1 2 3 4 5 6 7 8 9 10 11 12 13 14 15 16 17

A. weberbaueri  Engl.

Only A. lentii has been counted with apparently 2N = 30, since Sheffer & Kamemoto (1976) found a aneuploid series of 2N = 28, 29, 30 and 3 1. Little about crossability is known about this section, however fruit set has been obtained in a cross of A. nymphiifolium C. Koch & Bouché (section Calomystrium ) x A. lentii.

V. PACHYNEURIUM Schott (Fig. 6-8)
This large section recently revised by Croat (1991) comprises principally the "birds-nest" Anthuriums, and is seemingly a very natural one. Most have a decidedly rosulate habit with short, densely rooted stems and generally large blades which are more or less oblanceolate or obovate (broader above the middle) (Fig. 6). Unlike section Porphyrochitonium which may primary lateral veins joining into one or more pairs of collective veins, section Pachyneurium  generally has blades with most of the primary lateral veins extending free to the margin. The species in the section typically have short petioles. The most definitive characteristic of section Pachyneurium is the presence of involute leaf vernation (the manner in which the blade is rolled or folded before opening). In all other sections of Anthurium  (indeed all other Araceae except the Asian genus Lagenandra),  the leaf vernation type (or more appropriately ptyxis) is supervolute, i.e., one margin is rolled inward with the other rolled around it so that a section in end view would look coiled like that of a conch shell. In the section Pachyneurium  both margins are rolled inward toward the midrib. In an end view one would see two tightly rolled portions of leaf. Even in face view the involute vernation is easily observed for the brief time that a leaf is emerging (Fig. 7). This character is important because a few members of the section, such as A. ranchoanum (Fig. 7),A. standleyi (Fig. 8) and A. schottianum have long petioles and other have cordate blades (Fig. 8). These species (especially the latter) do not look much like typical "bird's-nest" anthuriums.

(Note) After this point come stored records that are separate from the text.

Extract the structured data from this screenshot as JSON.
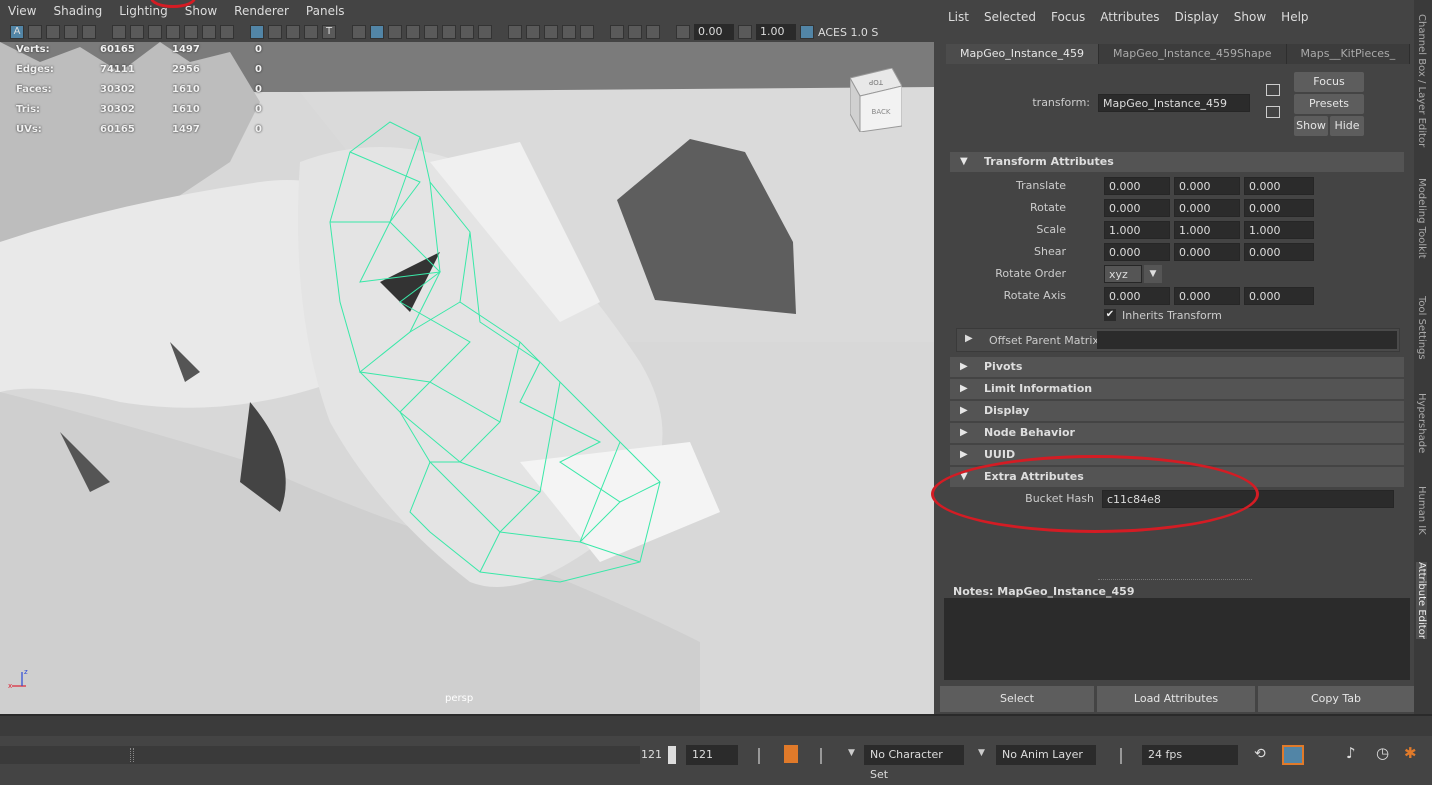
{
  "viewport": {
    "menu": [
      "View",
      "Shading",
      "Lighting",
      "Show",
      "Renderer",
      "Panels"
    ],
    "toolbar": {
      "value1": "0.00",
      "value2": "1.00",
      "colorspace": "ACES 1.0 S"
    },
    "hud": [
      {
        "label": "Verts:",
        "a": "60165",
        "b": "1497",
        "c": "0"
      },
      {
        "label": "Edges:",
        "a": "74111",
        "b": "2956",
        "c": "0"
      },
      {
        "label": "Faces:",
        "a": "30302",
        "b": "1610",
        "c": "0"
      },
      {
        "label": "Tris:",
        "a": "30302",
        "b": "1610",
        "c": "0"
      },
      {
        "label": "UVs:",
        "a": "60165",
        "b": "1497",
        "c": "0"
      }
    ],
    "viewcube": {
      "top": "TOP",
      "back": "BACK"
    },
    "camera": "persp",
    "axis": {
      "z": "z",
      "x": "x"
    }
  },
  "attribute_editor": {
    "menu": [
      "List",
      "Selected",
      "Focus",
      "Attributes",
      "Display",
      "Show",
      "Help"
    ],
    "tabs": [
      "MapGeo_Instance_459",
      "MapGeo_Instance_459Shape",
      "Maps__KitPieces_"
    ],
    "transform_label": "transform:",
    "transform_value": "MapGeo_Instance_459",
    "buttons": {
      "focus": "Focus",
      "presets": "Presets",
      "show": "Show",
      "hide": "Hide"
    },
    "transform_section": "Transform Attributes",
    "rows": [
      {
        "label": "Translate",
        "values": [
          "0.000",
          "0.000",
          "0.000"
        ]
      },
      {
        "label": "Rotate",
        "values": [
          "0.000",
          "0.000",
          "0.000"
        ]
      },
      {
        "label": "Scale",
        "values": [
          "1.000",
          "1.000",
          "1.000"
        ]
      },
      {
        "label": "Shear",
        "values": [
          "0.000",
          "0.000",
          "0.000"
        ]
      }
    ],
    "rotate_order_label": "Rotate Order",
    "rotate_order_value": "xyz",
    "rotate_axis_label": "Rotate Axis",
    "rotate_axis_values": [
      "0.000",
      "0.000",
      "0.000"
    ],
    "inherits_label": "Inherits Transform",
    "offset_label": "Offset Parent Matrix",
    "sections": [
      "Pivots",
      "Limit Information",
      "Display",
      "Node Behavior",
      "UUID"
    ],
    "extra_section": "Extra Attributes",
    "bucket_label": "Bucket Hash",
    "bucket_value": "c11c84e8",
    "notes_label": "Notes:  MapGeo_Instance_459",
    "bottom": {
      "select": "Select",
      "load": "Load Attributes",
      "copy": "Copy Tab"
    }
  },
  "side_tabs": [
    "Channel Box / Layer Editor",
    "Modeling Toolkit",
    "Tool Settings",
    "Hypershade",
    "Human IK",
    "Attribute Editor"
  ],
  "range": {
    "current": "121",
    "end": "121",
    "character_set": "No Character Set",
    "anim_layer": "No Anim Layer",
    "fps": "24 fps"
  },
  "colors": {
    "annotation": "#d41c24",
    "wire": "#39e8a8"
  }
}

Owing to their ability to accumulate debris and because of their numerous roots, many species of the section are adapted for growing in areas of low rainfall or where there is a pronounced dry season. Members of this section rarely occur in the wettest type of forest soch as in the Chocó Department of Colombia.

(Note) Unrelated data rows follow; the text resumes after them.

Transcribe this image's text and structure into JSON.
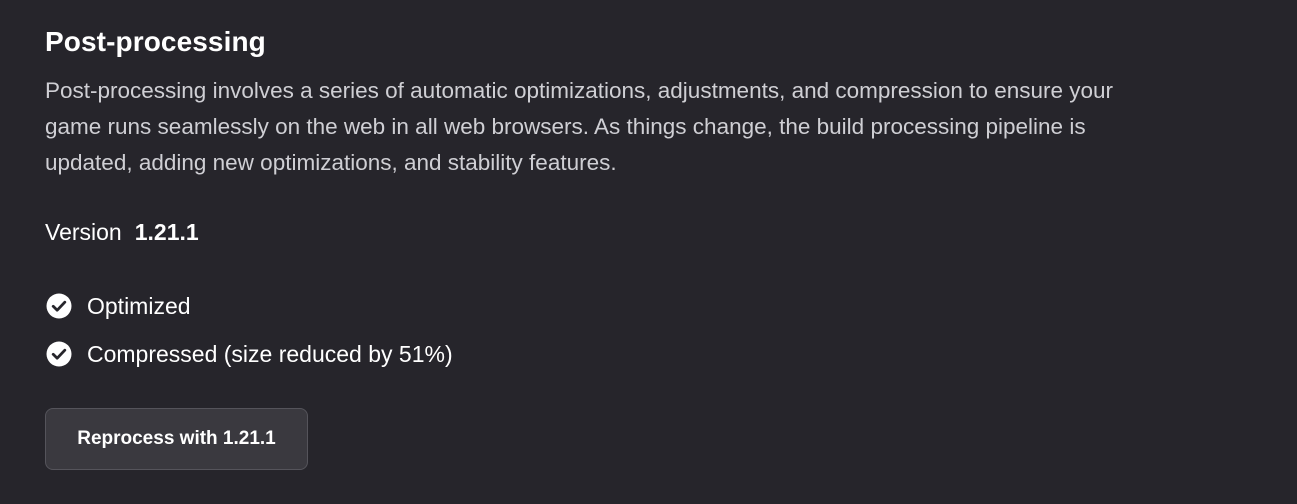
{
  "section": {
    "title": "Post-processing",
    "description": "Post-processing involves a series of automatic optimizations, adjustments, and compression to ensure your game runs seamlessly on the web in all web browsers. As things change, the build processing pipeline is updated, adding new optimizations, and stability features."
  },
  "version": {
    "label": "Version",
    "value": "1.21.1"
  },
  "status_items": [
    {
      "icon": "check-circle-icon",
      "label": "Optimized"
    },
    {
      "icon": "check-circle-icon",
      "label": "Compressed (size reduced by 51%)"
    }
  ],
  "actions": {
    "reprocess_label": "Reprocess with 1.21.1"
  },
  "colors": {
    "background": "#26252b",
    "button_bg": "#3a393f",
    "text": "#ffffff",
    "muted_text": "#cfcfd4"
  }
}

Chromosomally the section Pachyneurium is relatively uniform with most species counted having 2N = 30. A few species however have 2N = 60 and B chromosomes have been reported in two other species, A. crenatum  and A. solitarium. Anthurium jenmanii is unique with 2N = 48; a chromosome number otherwise found only in section Tetraspermium .

Typical members of the section include A. affine  Schott, A. crassinervium (Jacq.) Schott, A. cubense  Engl., A. salviniae Hemsley and A. schlechtendalii Kunth. Atypical members with cordate blades and long petioles include A. ranchoanum Engl., A. schottianum  Croat & Baker and A. standleyi  Croat & Baker.